A group of astronomers at the University of Texas at Austin have found that a telescope idea taken away by NASA a decade ago could solve a problem that no other telescope could: it would be able to study the first stars in the universe . Team led by NASA Hubble Fellow Anna Schauer will publish their results in the upcoming results The Astrophysical Journal.
“In astronomy history, the telescope has become more powerful, allowing us to sequentially examine sources closer to earlier cosmic times — the Big Bang,” said Professor and team member Volker Bromm, a Theorist who has studied stars for decades. . “Upcoming James Webb Space Telescope” [JWST] Would have reached the time when galaxies were first formed.
“But the theory predicts that there was also a time before, when galaxies were not yet present, but where individual stars first formed – the elusive Population III stars. This moment of ‘very first light’ was beyond the capabilities of the powerful JWST And an ‘ultimate’ telescope is needed instead.
These first stars formed about 13 billion years ago. They are unique, born from a mixture of hydrogen and helium gases, and possibly tens or 100 times larger than the Sun. Shehr’s new calculations show that a previously proposed facility, a liquid mirror telescope that operates from the lunar surface, can study these stars. Proposed in 2008 by a team led by Roger Angel of the University of Arizona, the facility was called the Lunar Liquid-Mirror Telescope (LLMT).
NASA conducted an analysis on the proposed facility a decade ago, but decided not to pursue the project. According to NV Dory, a senior research scientist at the McDonald Observatory at UT Austin, supporting science was not present at that point. “This telescope is perfect for that problem,” he said.
The proposed lunar liquid-mirror telescope, which Shaur has dubbed the “Ultimate Large Telescope”, will have a mirror diameter of 100 meters. It will operate autonomously from the lunar surface, receive power from the solar energy collection station on the moon, and relay data to the satellite in lunar orbit.
Instead of coated glass, the mirror of the telescope will be made of liquid, because it is lighter, and thus cheaper to transport to the moon. The mirror of the telescope will be a spinning vat of liquid, topped by a metallic – and thus reflective – liquid. (Previous liquid mirror telescopes have used mercury.) Vata will rotate continuously, keeping the surface of the liquid in the correct paraboloid shape to serve as a mirror.
The telescope will be stationary, located inside a pit at the north or south pole of the moon. To study the stars first, it would be to constantly stare at the same patch of sky, gathering as much light from them as possible.

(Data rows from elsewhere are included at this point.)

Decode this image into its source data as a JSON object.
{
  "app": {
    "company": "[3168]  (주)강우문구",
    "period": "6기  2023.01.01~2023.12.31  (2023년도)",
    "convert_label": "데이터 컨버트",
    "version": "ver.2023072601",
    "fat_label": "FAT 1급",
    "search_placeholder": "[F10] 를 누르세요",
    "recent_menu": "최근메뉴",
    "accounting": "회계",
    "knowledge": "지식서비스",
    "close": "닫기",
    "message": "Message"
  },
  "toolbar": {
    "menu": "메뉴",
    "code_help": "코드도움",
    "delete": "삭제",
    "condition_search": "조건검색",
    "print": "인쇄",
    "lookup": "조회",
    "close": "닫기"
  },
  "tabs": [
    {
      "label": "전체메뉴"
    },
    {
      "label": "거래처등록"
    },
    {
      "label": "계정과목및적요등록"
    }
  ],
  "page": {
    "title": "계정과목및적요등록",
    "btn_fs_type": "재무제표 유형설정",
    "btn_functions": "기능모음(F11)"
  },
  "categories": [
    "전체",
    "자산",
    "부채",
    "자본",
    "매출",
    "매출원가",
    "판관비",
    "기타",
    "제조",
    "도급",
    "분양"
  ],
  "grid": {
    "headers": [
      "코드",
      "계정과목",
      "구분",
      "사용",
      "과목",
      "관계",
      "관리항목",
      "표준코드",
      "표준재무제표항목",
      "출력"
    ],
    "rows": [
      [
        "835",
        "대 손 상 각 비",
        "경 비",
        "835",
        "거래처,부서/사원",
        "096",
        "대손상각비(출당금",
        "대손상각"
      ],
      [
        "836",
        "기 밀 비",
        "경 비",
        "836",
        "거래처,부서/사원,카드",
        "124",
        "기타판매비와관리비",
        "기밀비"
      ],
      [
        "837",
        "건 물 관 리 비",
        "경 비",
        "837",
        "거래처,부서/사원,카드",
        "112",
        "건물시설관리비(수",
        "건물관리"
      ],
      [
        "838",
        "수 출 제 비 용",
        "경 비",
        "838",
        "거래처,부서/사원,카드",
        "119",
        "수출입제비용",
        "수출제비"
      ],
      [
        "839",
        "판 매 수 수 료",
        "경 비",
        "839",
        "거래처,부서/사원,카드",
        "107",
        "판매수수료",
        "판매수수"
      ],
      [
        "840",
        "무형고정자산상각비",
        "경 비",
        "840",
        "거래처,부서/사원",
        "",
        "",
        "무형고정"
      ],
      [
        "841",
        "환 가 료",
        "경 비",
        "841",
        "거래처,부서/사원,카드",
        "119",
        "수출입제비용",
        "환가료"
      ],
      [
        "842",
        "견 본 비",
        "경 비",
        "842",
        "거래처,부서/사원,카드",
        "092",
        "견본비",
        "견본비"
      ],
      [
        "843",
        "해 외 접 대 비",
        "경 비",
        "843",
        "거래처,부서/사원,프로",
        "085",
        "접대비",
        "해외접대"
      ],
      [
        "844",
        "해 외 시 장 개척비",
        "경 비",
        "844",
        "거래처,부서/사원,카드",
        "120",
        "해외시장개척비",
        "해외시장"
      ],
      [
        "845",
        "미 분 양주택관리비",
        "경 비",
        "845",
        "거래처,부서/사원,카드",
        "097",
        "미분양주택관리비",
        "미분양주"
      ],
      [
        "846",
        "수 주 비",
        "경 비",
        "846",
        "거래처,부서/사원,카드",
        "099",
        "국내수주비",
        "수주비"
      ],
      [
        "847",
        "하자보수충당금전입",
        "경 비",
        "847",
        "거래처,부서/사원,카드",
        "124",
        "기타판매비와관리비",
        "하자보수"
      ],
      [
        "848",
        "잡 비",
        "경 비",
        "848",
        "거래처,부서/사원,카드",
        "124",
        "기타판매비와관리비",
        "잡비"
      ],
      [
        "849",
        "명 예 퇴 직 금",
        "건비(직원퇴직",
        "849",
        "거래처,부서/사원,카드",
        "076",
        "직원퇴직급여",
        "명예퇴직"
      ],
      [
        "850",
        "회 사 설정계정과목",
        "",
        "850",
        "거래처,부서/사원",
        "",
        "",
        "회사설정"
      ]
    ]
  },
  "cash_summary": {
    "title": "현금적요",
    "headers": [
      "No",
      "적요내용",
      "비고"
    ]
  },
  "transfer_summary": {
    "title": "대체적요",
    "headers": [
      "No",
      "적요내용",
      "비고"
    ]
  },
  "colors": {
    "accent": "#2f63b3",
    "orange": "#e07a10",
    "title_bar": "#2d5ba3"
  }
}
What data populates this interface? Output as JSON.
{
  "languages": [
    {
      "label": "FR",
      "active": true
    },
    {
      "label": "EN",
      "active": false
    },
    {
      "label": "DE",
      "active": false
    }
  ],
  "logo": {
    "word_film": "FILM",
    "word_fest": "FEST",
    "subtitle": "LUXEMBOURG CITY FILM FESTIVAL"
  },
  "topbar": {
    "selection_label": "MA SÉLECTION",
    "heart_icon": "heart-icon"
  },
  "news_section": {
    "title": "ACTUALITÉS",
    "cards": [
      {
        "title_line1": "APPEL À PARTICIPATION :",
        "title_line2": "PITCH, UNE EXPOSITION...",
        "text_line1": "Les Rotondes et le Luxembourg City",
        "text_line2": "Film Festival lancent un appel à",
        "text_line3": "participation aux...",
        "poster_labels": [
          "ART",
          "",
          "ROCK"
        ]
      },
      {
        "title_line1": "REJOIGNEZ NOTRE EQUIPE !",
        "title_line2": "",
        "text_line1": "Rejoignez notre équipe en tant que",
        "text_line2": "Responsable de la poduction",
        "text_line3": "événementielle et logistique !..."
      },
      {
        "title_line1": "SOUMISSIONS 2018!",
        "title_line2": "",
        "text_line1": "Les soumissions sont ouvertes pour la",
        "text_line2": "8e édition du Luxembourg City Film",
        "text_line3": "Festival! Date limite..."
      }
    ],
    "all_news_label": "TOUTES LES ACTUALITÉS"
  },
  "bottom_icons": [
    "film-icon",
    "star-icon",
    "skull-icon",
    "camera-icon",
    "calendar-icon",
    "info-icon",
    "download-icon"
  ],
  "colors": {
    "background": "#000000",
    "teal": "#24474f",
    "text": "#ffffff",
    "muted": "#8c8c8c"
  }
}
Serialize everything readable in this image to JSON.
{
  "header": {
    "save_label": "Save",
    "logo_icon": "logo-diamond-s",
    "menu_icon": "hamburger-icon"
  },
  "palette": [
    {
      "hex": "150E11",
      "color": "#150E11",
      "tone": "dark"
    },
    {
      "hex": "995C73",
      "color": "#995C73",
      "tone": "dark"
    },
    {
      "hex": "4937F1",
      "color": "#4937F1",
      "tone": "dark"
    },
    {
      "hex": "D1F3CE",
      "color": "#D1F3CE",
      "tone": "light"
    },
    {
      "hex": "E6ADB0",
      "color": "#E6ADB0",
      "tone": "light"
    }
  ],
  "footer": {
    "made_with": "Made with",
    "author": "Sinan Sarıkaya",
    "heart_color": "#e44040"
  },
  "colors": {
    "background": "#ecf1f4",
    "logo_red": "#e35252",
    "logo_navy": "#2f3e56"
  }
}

“We live in a universe of stars,” Brom said. “This is an important question of how star formation was occurring early in cosmic history. The rise of the first stars indicates an important transition in the history of the universe, when the primordial conditions set by the Big Bang gave way to a growing cosmic Was. Complexity, eventually bringing life to planets, life and intelligent beings like us.
“This moment of first light is beyond the capabilities of current or near-future telescopes. It is therefore important to think of a ‘last’ telescope, which is able to directly observe those elusive first stars at the edge of time. “
The team proposes that the astronomical community revisit the plan of shelter for the lunar liquid mirror telescope, as a way to study these first stars in the universe.
Hubble makes amazing discoveries in early universe
Anna TP Shahaur et al, The Ultimate Large Telescope – What kind of facility do we need to detect Population III stars? Astrophysics of Galaxies arXiv: 2007.02946v2, arxiv.org/abs/2007.02946
Provided by the University of Texas Macdonald Observatory
Quotes: Astronomers in Texas revived the idea for an ‘ultimately large telescope’ on the moon (2020, 16 November). Retrieved 16 November 2020 from https://phys.org/news/2020-11-texas-astronomers-revive-idea-ultively.html.
This document is subject to copyright. No part may be reproduced without written permission, except for any impartial behavior intended for personal study or research. The content is provided for information purposes only.